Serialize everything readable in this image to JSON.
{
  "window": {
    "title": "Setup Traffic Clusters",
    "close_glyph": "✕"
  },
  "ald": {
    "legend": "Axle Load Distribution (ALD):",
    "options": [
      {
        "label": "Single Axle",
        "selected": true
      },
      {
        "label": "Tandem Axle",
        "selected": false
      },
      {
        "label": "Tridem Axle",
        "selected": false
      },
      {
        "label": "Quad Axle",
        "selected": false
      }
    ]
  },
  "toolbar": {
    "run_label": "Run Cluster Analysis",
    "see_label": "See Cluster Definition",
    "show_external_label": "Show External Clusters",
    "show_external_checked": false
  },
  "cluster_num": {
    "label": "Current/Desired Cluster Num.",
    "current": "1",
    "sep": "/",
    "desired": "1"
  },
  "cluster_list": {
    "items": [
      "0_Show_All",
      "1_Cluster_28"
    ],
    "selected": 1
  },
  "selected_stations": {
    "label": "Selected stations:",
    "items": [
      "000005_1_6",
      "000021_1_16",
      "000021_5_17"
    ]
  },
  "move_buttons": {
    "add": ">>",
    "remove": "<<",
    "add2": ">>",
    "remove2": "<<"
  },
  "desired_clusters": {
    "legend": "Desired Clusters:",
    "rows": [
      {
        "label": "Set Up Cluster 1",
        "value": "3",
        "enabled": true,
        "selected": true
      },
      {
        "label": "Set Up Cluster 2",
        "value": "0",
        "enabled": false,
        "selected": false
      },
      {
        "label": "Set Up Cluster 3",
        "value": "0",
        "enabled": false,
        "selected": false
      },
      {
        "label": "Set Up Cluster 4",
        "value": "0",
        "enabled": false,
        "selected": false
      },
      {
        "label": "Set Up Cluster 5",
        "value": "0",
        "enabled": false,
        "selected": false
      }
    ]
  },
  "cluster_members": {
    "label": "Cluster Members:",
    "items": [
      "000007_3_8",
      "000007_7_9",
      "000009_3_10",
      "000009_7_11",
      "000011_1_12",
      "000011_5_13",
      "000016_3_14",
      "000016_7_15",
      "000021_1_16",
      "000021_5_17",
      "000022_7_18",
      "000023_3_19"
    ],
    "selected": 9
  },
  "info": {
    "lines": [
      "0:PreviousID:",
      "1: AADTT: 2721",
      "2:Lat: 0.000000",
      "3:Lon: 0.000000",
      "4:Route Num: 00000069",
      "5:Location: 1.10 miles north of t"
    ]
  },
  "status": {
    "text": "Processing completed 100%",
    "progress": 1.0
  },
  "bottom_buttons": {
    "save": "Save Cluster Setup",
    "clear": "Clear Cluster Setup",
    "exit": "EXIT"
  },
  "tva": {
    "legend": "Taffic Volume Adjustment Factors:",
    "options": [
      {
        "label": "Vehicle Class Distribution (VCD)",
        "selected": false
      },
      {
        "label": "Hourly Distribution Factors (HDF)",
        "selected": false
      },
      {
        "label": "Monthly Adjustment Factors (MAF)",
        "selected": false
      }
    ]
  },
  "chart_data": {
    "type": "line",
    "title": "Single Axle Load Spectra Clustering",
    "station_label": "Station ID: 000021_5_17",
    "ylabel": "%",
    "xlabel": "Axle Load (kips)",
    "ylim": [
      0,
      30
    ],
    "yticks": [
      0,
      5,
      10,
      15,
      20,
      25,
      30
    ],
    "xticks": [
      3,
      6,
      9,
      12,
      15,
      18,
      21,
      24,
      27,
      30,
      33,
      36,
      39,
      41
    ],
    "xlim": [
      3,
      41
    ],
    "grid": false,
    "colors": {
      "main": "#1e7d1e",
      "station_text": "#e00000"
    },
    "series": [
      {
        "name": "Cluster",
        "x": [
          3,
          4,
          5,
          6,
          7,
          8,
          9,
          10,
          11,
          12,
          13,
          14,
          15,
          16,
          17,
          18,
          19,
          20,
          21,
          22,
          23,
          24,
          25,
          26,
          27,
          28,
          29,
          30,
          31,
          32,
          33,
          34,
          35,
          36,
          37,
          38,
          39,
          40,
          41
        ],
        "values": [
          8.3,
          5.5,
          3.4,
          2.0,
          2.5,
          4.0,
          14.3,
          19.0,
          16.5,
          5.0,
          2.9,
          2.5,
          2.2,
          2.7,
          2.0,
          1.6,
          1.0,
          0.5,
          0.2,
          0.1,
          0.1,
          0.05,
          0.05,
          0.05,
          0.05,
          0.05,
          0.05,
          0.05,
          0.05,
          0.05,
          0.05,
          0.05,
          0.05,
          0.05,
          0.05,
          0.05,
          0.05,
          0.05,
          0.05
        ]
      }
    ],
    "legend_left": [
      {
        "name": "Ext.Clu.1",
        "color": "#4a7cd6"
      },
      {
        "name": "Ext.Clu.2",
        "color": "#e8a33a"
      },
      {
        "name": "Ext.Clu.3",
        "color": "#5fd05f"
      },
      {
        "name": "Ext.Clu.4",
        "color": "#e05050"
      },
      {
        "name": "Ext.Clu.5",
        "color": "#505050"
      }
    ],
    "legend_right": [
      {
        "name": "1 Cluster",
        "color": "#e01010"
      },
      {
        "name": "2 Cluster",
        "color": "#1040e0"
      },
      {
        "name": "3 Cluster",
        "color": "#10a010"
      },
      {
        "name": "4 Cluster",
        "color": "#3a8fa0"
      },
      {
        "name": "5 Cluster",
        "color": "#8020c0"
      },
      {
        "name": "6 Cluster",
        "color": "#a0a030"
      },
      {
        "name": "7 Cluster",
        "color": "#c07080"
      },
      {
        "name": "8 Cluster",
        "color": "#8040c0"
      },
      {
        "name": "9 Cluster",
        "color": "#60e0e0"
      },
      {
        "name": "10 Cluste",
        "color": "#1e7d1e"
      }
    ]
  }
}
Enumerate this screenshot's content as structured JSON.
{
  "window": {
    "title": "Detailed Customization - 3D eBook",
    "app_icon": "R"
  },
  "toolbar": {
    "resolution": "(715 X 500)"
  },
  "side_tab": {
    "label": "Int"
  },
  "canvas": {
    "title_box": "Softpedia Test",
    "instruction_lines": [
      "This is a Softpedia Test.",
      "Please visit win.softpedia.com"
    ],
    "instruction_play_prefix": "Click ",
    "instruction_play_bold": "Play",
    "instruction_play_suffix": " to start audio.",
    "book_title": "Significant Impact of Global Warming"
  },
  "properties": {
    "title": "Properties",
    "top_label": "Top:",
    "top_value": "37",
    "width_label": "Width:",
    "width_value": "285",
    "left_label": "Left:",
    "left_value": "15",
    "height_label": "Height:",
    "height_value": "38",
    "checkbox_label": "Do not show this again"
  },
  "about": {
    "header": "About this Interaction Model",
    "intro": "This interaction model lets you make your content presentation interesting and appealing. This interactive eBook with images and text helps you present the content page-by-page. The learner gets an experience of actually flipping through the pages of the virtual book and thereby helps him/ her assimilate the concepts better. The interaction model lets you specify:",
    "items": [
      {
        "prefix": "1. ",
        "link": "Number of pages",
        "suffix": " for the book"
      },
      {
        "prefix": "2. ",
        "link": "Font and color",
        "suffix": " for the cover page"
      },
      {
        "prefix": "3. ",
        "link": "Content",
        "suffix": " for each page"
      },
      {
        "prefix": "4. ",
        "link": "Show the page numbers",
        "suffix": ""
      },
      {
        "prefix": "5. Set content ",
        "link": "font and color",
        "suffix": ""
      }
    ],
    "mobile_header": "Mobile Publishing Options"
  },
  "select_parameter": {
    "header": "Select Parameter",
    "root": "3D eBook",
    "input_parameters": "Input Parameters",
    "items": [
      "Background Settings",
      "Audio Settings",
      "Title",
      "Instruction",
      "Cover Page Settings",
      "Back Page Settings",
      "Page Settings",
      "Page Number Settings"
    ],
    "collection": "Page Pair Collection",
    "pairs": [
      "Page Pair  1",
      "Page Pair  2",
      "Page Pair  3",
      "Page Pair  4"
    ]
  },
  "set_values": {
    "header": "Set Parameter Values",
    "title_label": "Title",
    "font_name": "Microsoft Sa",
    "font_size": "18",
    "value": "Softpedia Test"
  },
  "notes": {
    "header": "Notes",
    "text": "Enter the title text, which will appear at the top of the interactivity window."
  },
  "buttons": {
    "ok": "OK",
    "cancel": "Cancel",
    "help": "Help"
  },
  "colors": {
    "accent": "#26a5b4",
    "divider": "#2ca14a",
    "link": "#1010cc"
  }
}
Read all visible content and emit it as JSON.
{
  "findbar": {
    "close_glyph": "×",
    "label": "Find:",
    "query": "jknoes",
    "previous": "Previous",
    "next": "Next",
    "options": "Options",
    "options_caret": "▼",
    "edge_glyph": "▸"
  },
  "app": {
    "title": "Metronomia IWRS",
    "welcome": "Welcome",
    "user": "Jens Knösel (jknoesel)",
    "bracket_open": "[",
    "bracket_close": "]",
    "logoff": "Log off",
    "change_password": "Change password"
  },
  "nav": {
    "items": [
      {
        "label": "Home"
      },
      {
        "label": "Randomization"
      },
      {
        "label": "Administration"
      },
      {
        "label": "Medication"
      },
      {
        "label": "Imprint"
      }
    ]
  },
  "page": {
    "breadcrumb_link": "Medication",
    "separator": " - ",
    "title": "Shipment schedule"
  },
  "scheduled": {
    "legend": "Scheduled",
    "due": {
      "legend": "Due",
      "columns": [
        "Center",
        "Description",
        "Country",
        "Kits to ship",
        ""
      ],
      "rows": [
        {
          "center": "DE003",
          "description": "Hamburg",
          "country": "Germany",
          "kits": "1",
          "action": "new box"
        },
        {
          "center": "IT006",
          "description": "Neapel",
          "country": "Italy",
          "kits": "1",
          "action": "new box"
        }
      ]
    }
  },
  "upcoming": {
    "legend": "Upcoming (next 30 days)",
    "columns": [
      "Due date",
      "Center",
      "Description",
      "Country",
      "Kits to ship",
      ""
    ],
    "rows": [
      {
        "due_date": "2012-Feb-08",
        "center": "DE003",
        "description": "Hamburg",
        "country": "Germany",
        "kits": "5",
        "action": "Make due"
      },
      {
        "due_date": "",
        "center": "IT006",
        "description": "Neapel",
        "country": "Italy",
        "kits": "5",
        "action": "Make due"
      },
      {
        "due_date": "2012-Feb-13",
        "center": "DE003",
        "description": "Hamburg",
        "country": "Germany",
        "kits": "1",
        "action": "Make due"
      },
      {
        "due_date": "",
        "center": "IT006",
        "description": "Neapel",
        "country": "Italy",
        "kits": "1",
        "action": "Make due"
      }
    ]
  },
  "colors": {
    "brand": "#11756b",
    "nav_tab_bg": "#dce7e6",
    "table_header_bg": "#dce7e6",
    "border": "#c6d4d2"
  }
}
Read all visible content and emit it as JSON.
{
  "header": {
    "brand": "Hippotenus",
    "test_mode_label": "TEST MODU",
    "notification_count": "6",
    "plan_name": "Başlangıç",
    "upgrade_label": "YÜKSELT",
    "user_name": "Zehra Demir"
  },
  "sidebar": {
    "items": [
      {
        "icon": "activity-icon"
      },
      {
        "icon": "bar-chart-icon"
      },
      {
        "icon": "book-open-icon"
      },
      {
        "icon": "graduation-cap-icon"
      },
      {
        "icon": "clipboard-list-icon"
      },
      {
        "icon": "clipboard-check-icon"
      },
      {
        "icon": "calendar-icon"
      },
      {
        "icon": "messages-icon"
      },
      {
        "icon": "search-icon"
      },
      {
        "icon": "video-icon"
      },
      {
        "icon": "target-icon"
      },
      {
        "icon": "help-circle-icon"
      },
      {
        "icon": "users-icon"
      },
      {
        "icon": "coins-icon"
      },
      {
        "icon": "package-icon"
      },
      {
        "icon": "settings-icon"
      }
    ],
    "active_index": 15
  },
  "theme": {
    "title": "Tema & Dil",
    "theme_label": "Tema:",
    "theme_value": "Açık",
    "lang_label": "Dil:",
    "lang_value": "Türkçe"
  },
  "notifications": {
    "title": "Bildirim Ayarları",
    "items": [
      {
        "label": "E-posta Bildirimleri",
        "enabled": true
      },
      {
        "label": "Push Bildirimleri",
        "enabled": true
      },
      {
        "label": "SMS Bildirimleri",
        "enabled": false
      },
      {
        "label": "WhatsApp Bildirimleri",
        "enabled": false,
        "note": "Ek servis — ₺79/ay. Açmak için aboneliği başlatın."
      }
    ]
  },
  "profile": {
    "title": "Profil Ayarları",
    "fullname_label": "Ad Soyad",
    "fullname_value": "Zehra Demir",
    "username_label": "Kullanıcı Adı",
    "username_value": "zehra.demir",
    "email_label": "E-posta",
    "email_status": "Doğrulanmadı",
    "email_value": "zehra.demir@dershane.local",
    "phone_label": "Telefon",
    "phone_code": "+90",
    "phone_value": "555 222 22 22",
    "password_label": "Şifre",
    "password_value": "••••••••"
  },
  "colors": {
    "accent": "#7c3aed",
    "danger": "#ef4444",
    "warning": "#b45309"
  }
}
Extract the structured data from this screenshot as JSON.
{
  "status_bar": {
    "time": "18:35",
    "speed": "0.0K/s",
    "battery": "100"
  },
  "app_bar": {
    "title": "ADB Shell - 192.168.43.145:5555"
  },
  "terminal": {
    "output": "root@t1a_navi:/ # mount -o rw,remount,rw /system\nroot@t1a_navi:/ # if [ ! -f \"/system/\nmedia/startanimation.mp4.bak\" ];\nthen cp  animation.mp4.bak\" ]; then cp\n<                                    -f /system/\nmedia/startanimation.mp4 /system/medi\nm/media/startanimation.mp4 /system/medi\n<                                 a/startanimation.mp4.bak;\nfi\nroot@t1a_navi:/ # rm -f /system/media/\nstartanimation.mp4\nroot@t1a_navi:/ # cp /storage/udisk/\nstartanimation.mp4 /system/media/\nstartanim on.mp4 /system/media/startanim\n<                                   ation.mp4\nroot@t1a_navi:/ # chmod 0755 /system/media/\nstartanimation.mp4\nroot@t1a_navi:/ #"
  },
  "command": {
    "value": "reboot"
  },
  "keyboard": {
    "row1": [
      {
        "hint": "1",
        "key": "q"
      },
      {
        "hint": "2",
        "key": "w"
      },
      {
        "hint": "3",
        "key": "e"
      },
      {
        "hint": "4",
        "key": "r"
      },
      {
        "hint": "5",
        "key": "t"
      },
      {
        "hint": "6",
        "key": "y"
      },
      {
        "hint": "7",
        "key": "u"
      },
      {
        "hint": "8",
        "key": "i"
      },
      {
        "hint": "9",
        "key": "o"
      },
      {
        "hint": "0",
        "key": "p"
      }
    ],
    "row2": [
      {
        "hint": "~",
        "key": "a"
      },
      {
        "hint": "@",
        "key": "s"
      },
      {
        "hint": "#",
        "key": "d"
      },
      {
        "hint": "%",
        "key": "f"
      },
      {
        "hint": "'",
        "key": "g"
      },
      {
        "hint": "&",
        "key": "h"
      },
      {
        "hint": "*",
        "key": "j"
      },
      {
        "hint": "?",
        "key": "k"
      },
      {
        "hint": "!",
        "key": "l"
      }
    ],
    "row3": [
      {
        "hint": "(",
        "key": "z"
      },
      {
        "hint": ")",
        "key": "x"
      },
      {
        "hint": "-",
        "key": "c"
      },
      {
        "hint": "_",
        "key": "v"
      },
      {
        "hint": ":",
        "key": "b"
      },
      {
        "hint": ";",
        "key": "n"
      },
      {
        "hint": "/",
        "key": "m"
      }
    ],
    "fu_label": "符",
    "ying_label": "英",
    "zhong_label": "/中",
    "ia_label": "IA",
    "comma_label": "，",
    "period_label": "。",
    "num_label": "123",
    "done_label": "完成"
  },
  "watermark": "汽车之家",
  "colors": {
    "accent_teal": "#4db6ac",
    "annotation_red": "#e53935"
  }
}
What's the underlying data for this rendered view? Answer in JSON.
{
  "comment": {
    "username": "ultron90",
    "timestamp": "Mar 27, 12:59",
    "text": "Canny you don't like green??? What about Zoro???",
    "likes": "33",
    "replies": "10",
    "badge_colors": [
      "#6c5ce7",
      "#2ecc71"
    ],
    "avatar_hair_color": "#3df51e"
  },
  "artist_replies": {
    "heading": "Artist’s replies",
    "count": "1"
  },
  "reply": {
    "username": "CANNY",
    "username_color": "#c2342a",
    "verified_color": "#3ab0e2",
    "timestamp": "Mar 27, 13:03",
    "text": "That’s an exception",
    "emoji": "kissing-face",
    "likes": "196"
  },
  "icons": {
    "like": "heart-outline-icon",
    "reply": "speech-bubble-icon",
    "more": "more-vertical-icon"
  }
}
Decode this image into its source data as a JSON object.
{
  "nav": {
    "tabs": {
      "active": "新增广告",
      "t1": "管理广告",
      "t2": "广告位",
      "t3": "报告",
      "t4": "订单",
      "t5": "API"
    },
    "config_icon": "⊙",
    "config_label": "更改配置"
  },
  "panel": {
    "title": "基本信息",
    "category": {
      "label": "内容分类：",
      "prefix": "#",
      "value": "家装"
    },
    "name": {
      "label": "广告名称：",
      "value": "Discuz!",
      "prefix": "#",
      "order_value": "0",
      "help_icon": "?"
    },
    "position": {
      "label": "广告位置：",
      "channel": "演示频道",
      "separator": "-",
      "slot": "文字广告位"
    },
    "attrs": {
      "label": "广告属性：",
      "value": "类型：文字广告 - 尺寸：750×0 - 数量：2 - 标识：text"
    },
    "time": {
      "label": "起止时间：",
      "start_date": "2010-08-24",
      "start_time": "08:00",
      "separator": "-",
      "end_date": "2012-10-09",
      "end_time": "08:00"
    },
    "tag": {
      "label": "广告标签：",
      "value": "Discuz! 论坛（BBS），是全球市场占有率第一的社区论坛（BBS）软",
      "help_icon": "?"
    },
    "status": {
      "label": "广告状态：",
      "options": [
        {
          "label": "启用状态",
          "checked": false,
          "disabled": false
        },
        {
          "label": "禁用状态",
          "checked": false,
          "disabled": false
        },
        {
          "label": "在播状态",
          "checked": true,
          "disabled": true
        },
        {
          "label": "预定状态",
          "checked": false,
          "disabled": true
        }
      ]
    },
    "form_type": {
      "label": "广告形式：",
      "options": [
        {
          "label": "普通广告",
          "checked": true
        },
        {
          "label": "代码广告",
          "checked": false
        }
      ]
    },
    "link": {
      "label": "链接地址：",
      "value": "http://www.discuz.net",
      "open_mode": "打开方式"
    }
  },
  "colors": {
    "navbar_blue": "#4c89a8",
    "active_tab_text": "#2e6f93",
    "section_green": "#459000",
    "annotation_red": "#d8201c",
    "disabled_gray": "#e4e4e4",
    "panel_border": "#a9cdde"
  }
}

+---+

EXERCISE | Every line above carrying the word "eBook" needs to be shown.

TASK RESULT |
    "title": "Detailed Customization - 3D eBook",
    "intro": "This interaction model lets you make your content presentation interesting and appealing. This interactive eBook with images and text helps you present the content page-by-page. The learner gets an experience of actually flipping through the pages of the virtual book and thereby helps him/ her assimilate the concepts better. The interaction model lets you specify:",
    "root": "3D eBook",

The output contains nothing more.